Learn the latest on excessive alcohol use, opioid use disorder

This month's issue addresses alcohol use and misuse, prescribing buprenorphine, and improving health care's response to future pandemics.

Even before 2020, alcohol use and misuse in the U.S. were increasing, and the COVID-19 pandemic didn't help matters. Research using data from 2015-2019 found that nearly 90,000 deaths each year in those ages 20 to 64 could be attributed to excess alcohol consumption, and newer research indicates that alcohol-related deaths jumped 25.5% between 2019 and 2020, with no real end in sight. Internal medicine physicians can help stem this tide by screening patients regularly for problematic alcohol use and working with them on appropriate interventions, experts said. Even if a patient isn't ready to stop drinking, helping them cut down is a step in the right direction.

Another area where primary care physicians can play a vital role is in prescribing buprenorphine for opioid use disorder, but until recently, they needed special training to do so. The X waiver mandated that physicians complete eight hours of training to prescribe the drug and limited the number of individual patients they could then treat. As of this year, though, the federal government has "X'ed the X waiver," meaning that only a standard DEA registration number, which most internal medicine physicians already have, is now needed. Addiction medicine specialists call this an important step forward but note that more stringent requirements at the state level may continue to hamper access.

COVID-19 taught the U.S. health care system some hard lessons, including the limits of its infrastructure. Those working in infectious disease and public health have begun applying that new knowledge to prepare for, and perhaps avert, the next pandemic. Improved data tracking and real-time linkage to clinical practice, more attention to addressing disparities, and enhanced training will be key. Read our story on these ongoing efforts, including a new joint fellowship pilot by the CDC's Epidemic Intelligence Service and the Infectious Diseases Society of America that's beginning to accept applications this month.
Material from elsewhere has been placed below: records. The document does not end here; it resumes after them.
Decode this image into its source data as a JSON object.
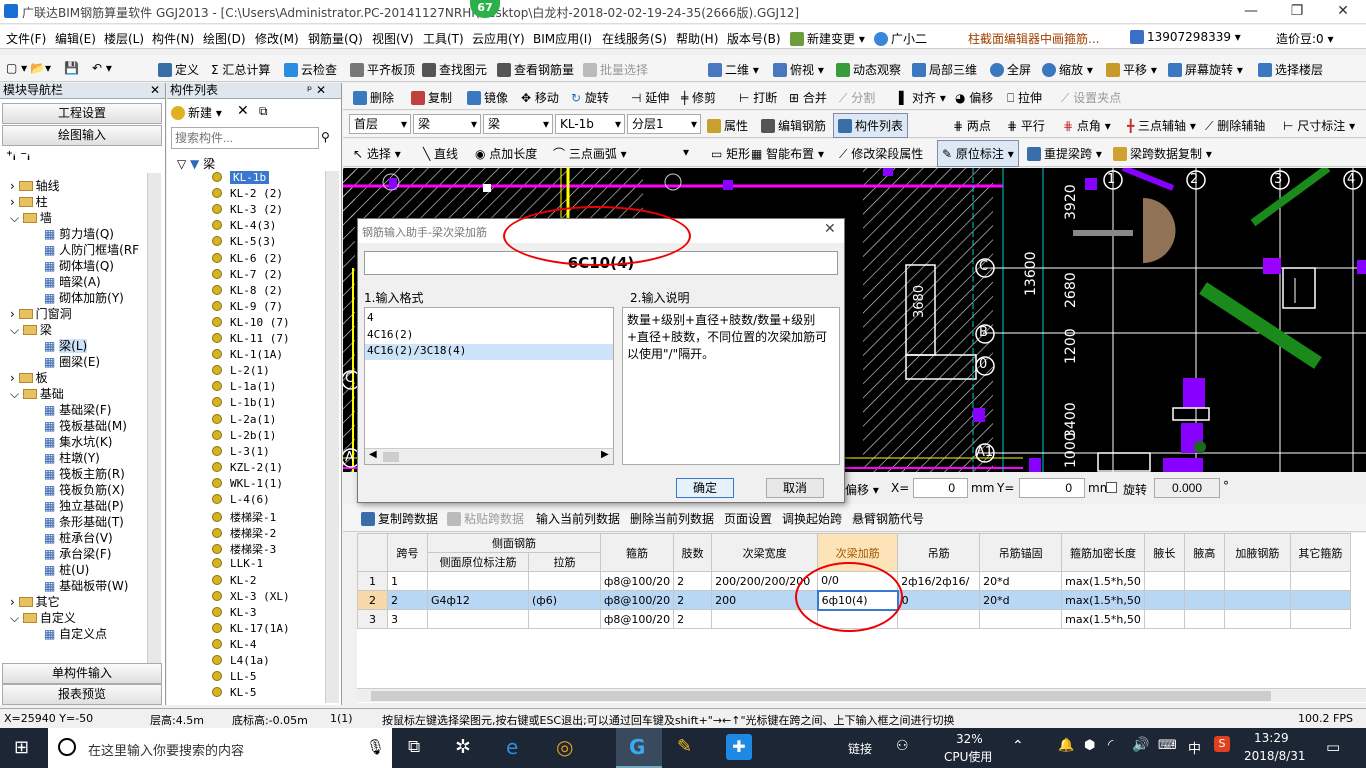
{
  "window": {
    "title": "广联达BIM钢筋算量软件 GGJ2013 - [C:\\Users\\Administrator.PC-20141127NRHI\\Desktop\\白龙村-2018-02-02-19-24-35(2666版).GGJ12]",
    "badge": "67"
  },
  "menu": [
    "文件(F)",
    "编辑(E)",
    "楼层(L)",
    "构件(N)",
    "绘图(D)",
    "修改(M)",
    "钢筋量(Q)",
    "视图(V)",
    "工具(T)",
    "云应用(Y)",
    "BIM应用(I)",
    "在线服务(S)",
    "帮助(H)",
    "版本号(B)",
    "新建变更",
    "广小二",
    "柱截面编辑器中画箍筋...",
    "13907298339",
    "造价豆:0"
  ],
  "toolbar1": [
    "定义",
    "Σ 汇总计算",
    "云检查",
    "平齐板顶",
    "查找图元",
    "查看钢筋量",
    "批量选择",
    "二维",
    "俯视",
    "动态观察",
    "局部三维",
    "全屏",
    "缩放",
    "平移",
    "屏幕旋转",
    "选择楼层"
  ],
  "left_nav": {
    "title": "模块导航栏",
    "btn_engineering": "工程设置",
    "btn_drawing": "绘图输入",
    "btn_single": "单构件输入",
    "btn_report": "报表预览",
    "tree": [
      {
        "label": "轴线",
        "level": 0,
        "kind": "folder"
      },
      {
        "label": "柱",
        "level": 0,
        "kind": "folder"
      },
      {
        "label": "墙",
        "level": 0,
        "kind": "folder",
        "open": true
      },
      {
        "label": "剪力墙(Q)",
        "level": 1
      },
      {
        "label": "人防门框墙(RF",
        "level": 1
      },
      {
        "label": "砌体墙(Q)",
        "level": 1
      },
      {
        "label": "暗梁(A)",
        "level": 1
      },
      {
        "label": "砌体加筋(Y)",
        "level": 1
      },
      {
        "label": "门窗洞",
        "level": 0,
        "kind": "folder"
      },
      {
        "label": "梁",
        "level": 0,
        "kind": "folder",
        "open": true
      },
      {
        "label": "梁(L)",
        "level": 1,
        "selected": true
      },
      {
        "label": "圈梁(E)",
        "level": 1
      },
      {
        "label": "板",
        "level": 0,
        "kind": "folder"
      },
      {
        "label": "基础",
        "level": 0,
        "kind": "folder",
        "open": true
      },
      {
        "label": "基础梁(F)",
        "level": 1
      },
      {
        "label": "筏板基础(M)",
        "level": 1
      },
      {
        "label": "集水坑(K)",
        "level": 1
      },
      {
        "label": "柱墩(Y)",
        "level": 1
      },
      {
        "label": "筏板主筋(R)",
        "level": 1
      },
      {
        "label": "筏板负筋(X)",
        "level": 1
      },
      {
        "label": "独立基础(P)",
        "level": 1
      },
      {
        "label": "条形基础(T)",
        "level": 1
      },
      {
        "label": "桩承台(V)",
        "level": 1
      },
      {
        "label": "承台梁(F)",
        "level": 1
      },
      {
        "label": "桩(U)",
        "level": 1
      },
      {
        "label": "基础板带(W)",
        "level": 1
      },
      {
        "label": "其它",
        "level": 0,
        "kind": "folder"
      },
      {
        "label": "自定义",
        "level": 0,
        "kind": "folder",
        "open": true
      },
      {
        "label": "自定义点",
        "level": 1
      }
    ]
  },
  "component_list": {
    "title": "构件列表",
    "new_btn": "新建",
    "search_placeholder": "搜索构件...",
    "root": "梁",
    "items": [
      "KL-1b",
      "KL-2 (2)",
      "KL-3 (2)",
      "KL-4(3)",
      "KL-5(3)",
      "KL-6 (2)",
      "KL-7 (2)",
      "KL-8 (2)",
      "KL-9 (7)",
      "KL-10 (7)",
      "KL-11 (7)",
      "KL-1(1A)",
      "L-2(1)",
      "L-1a(1)",
      "L-1b(1)",
      "L-2a(1)",
      "L-2b(1)",
      "L-3(1)",
      "KZL-2(1)",
      "WKL-1(1)",
      "L-4(6)",
      "楼梯梁-1",
      "楼梯梁-2",
      "楼梯梁-3",
      "LLK-1",
      "KL-2",
      "XL-3 (XL)",
      "KL-3",
      "KL-17(1A)",
      "KL-4",
      "L4(1a)",
      "LL-5",
      "KL-5"
    ]
  },
  "toolbar2": [
    "删除",
    "复制",
    "镜像",
    "移动",
    "旋转",
    "延伸",
    "修剪",
    "打断",
    "合并",
    "分割",
    "对齐",
    "偏移",
    "拉伸",
    "设置夹点"
  ],
  "toolbar3": {
    "floor": "首层",
    "type1": "梁",
    "type2": "梁",
    "component": "KL-1b",
    "layer": "分层1",
    "buttons": [
      "属性",
      "编辑钢筋",
      "构件列表",
      "两点",
      "平行",
      "点角",
      "三点辅轴",
      "删除辅轴",
      "尺寸标注"
    ]
  },
  "toolbar4": [
    "选择",
    "直线",
    "点加长度",
    "三点画弧",
    "矩形",
    "智能布置",
    "修改梁段属性",
    "原位标注",
    "重提梁跨",
    "梁跨数据复制"
  ],
  "cad_labels": {
    "axis_top": [
      "1",
      "2",
      "3",
      "4"
    ],
    "axis_right": [
      "C",
      "B",
      "0"
    ],
    "dims": [
      "3920",
      "13600",
      "2680",
      "1200",
      "3400",
      "1000",
      "3680"
    ],
    "left_marks": [
      "A",
      "C"
    ],
    "bottom_mark": "A1"
  },
  "dialog": {
    "title": "钢筋输入助手-梁次梁加筋",
    "input_value": "6C10(4)",
    "format_label": "1.输入格式",
    "desc_label": "2.输入说明",
    "formats": [
      "4",
      "4C16(2)",
      "4C16(2)/3C18(4)"
    ],
    "description": "数量+级别+直径+肢数/数量+级别+直径+肢数，不同位置的次梁加筋可以使用\"/\"隔开。",
    "ok": "确定",
    "cancel": "取消"
  },
  "coords": {
    "move_label": "偏移",
    "x_label": "X=",
    "x_value": "0",
    "y_label": "Y=",
    "y_value": "0",
    "unit": "mm",
    "rotate_label": "旋转",
    "rotate_value": "0.000",
    "deg": "°"
  },
  "grid_toolbar": [
    "复制跨数据",
    "粘贴跨数据",
    "输入当前列数据",
    "删除当前列数据",
    "页面设置",
    "调换起始跨",
    "悬臂钢筋代号"
  ],
  "grid": {
    "headers_top": [
      "",
      "跨号",
      "侧面钢筋",
      "",
      "箍筋",
      "肢数",
      "次梁宽度",
      "次梁加筋",
      "吊筋",
      "吊筋锚固",
      "箍筋加密长度",
      "腋长",
      "腋高",
      "加腋钢筋",
      "其它箍筋"
    ],
    "headers_sub": [
      "侧面原位标注筋",
      "拉筋"
    ],
    "rows": [
      [
        "1",
        "1",
        "",
        "",
        "ф8@100/20",
        "2",
        "200/200/200/200",
        "0/0",
        "2ф16/2ф16/",
        "20*d",
        "max(1.5*h,50",
        "",
        "",
        "",
        ""
      ],
      [
        "2",
        "2",
        "G4ф12",
        "(ф6)",
        "ф8@100/20",
        "2",
        "200",
        "6ф10(4)",
        "0",
        "20*d",
        "max(1.5*h,50",
        "",
        "",
        "",
        ""
      ],
      [
        "3",
        "3",
        "",
        "",
        "ф8@100/20",
        "2",
        "",
        "",
        "",
        "",
        "max(1.5*h,50",
        "",
        "",
        "",
        ""
      ]
    ]
  },
  "status": {
    "coords": "X=25940 Y=-50",
    "floor_height": "层高:4.5m",
    "bottom_height": "底标高:-0.05m",
    "count": "1(1)",
    "hint": "按鼠标左键选择梁图元,按右键或ESC退出;可以通过回车键及shift+\"→←↑\"光标键在跨之间、上下输入框之间进行切换",
    "fps": "100.2 FPS"
  },
  "taskbar": {
    "search_placeholder": "在这里输入你要搜索的内容",
    "link_label": "链接",
    "cpu_pct": "32%",
    "cpu_label": "CPU使用",
    "ime": "中",
    "time": "13:29",
    "date": "2018/8/31"
  }
}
Elsewhere in this issue, a story covers ACP's and Annals of Internal Medicine's 12th Virtual Forum, "Firearm Injury: An Escalating Health Crisis," where experts discussed the effects of gun violence on physicians and their patients and offered advice and resources for dealing with this urgent public health issue. And among other stories, one offers a preview of Internal Medicine Meeting 2023, which will be held in person and virtually in San Diego in April, while ACP President Ryan D. Mire, MD, MACP, reminds his colleagues why the words they use with patients matter.

Are you attending the annual meeting this year? Our team will be there to bring you up-to-date coverage. Drop us a line at to let us know what stories you'd like to see.


Jennifer Kearney-Strouse
Executive Editor